- [SUPPLIED MATERIAL]
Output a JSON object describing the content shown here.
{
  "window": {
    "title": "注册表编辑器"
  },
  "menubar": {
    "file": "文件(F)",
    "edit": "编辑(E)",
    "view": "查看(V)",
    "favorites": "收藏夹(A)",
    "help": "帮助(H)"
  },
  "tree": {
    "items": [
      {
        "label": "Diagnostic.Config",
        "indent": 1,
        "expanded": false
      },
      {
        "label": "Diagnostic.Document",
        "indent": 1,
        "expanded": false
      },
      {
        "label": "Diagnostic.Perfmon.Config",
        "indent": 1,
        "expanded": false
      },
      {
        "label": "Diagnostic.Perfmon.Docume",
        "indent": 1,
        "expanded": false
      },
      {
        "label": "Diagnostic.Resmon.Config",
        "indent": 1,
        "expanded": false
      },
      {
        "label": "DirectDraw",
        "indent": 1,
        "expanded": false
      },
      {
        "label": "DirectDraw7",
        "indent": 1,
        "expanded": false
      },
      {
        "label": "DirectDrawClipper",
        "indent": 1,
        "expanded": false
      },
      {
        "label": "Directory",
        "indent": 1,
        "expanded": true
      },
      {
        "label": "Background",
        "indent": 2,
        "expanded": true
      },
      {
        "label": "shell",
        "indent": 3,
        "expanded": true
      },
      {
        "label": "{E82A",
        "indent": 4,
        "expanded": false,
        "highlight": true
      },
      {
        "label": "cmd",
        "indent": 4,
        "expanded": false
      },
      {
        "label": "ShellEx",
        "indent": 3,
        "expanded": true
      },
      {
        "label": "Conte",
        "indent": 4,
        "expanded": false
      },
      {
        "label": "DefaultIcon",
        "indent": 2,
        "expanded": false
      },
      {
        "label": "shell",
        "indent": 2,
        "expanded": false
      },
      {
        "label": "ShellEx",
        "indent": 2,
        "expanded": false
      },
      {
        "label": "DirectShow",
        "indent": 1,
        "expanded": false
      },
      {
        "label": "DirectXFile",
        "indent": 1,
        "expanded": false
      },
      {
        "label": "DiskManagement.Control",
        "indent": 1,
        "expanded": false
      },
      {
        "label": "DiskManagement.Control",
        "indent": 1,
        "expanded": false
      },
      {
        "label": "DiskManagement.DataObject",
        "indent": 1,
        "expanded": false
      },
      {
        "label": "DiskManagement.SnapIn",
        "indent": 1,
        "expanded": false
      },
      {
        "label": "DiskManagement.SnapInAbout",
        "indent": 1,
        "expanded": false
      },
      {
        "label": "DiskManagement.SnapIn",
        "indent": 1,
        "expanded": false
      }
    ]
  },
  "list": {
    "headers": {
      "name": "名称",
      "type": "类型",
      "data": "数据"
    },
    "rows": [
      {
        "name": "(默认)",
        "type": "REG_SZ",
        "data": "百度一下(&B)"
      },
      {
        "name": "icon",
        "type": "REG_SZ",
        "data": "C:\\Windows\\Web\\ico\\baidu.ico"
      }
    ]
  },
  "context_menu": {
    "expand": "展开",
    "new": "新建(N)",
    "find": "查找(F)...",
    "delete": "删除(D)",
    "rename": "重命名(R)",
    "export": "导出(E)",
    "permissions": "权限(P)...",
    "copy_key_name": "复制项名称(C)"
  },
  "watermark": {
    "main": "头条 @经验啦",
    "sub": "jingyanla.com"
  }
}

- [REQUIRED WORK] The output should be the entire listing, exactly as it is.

- [TASK ANSWER]
Output a JSON object describing the content shown here.
{
  "window": {
    "title": "注册表编辑器"
  },
  "menubar": {
    "file": "文件(F)",
    "edit": "编辑(E)",
    "view": "查看(V)",
    "favorites": "收藏夹(A)",
    "help": "帮助(H)"
  },
  "tree": {
    "items": [
      {
        "label": "Diagnostic.Config",
        "indent": 1,
        "expanded": false
      },
      {
        "label": "Diagnostic.Document",
        "indent": 1,
        "expanded": false
      },
      {
        "label": "Diagnostic.Perfmon.Config",
        "indent": 1,
        "expanded": false
      },
      {
        "label": "Diagnostic.Perfmon.Docume",
        "indent": 1,
        "expanded": false
      },
      {
        "label": "Diagnostic.Resmon.Config",
        "indent": 1,
        "expanded": false
      },
      {
        "label": "DirectDraw",
        "indent": 1,
        "expanded": false
      },
      {
        "label": "DirectDraw7",
        "indent": 1,
        "expanded": false
      },
      {
        "label": "DirectDrawClipper",
        "indent": 1,
        "expanded": false
      },
      {
        "label": "Directory",
        "indent": 1,
        "expanded": true
      },
      {
        "label": "Background",
        "indent": 2,
        "expanded": true
      },
      {
        "label": "shell",
        "indent": 3,
        "expanded": true
      },
      {
        "label": "{E82A",
        "indent": 4,
        "expanded": false,
        "highlight": true
      },
      {
        "label": "cmd",
        "indent": 4,
        "expanded": false
      },
      {
        "label": "ShellEx",
        "indent": 3,
        "expanded": true
      },
      {
        "label": "Conte",
        "indent": 4,
        "expanded": false
      },
      {
        "label": "DefaultIcon",
        "indent": 2,
        "expanded": false
      },
      {
        "label": "shell",
        "indent": 2,
        "expanded": false
      },
      {
        "label": "ShellEx",
        "indent": 2,
        "expanded": false
      },
      {
        "label": "DirectShow",
        "indent": 1,
        "expanded": false
      },
      {
        "label": "DirectXFile",
        "indent": 1,
        "expanded": false
      },
      {
        "label": "DiskManagement.Control",
        "indent": 1,
        "expanded": false
      },
      {
        "label": "DiskManagement.Control",
        "indent": 1,
        "expanded": false
      },
      {
        "label": "DiskManagement.DataObject",
        "indent": 1,
        "expanded": false
      },
      {
        "label": "DiskManagement.SnapIn",
        "indent": 1,
        "expanded": false
      },
      {
        "label": "DiskManagement.SnapInAbout",
        "indent": 1,
        "expanded": false
      },
      {
        "label": "DiskManagement.SnapIn",
        "indent": 1,
        "expanded": false
      }
    ]
  },
  "list": {
    "headers": {
      "name": "名称",
      "type": "类型",
      "data": "数据"
    },
    "rows": [
      {
        "name": "(默认)",
        "type": "REG_SZ",
        "data": "百度一下(&B)"
      },
      {
        "name": "icon",
        "type": "REG_SZ",
        "data": "C:\\Windows\\Web\\ico\\baidu.ico"
      }
    ]
  },
  "context_menu": {
    "expand": "展开",
    "new": "新建(N)",
    "find": "查找(F)...",
    "delete": "删除(D)",
    "rename": "重命名(R)",
    "export": "导出(E)",
    "permissions": "权限(P)...",
    "copy_key_name": "复制项名称(C)"
  },
  "watermark": {
    "main": "头条 @经验啦",
    "sub": "jingyanla.com"
  }
}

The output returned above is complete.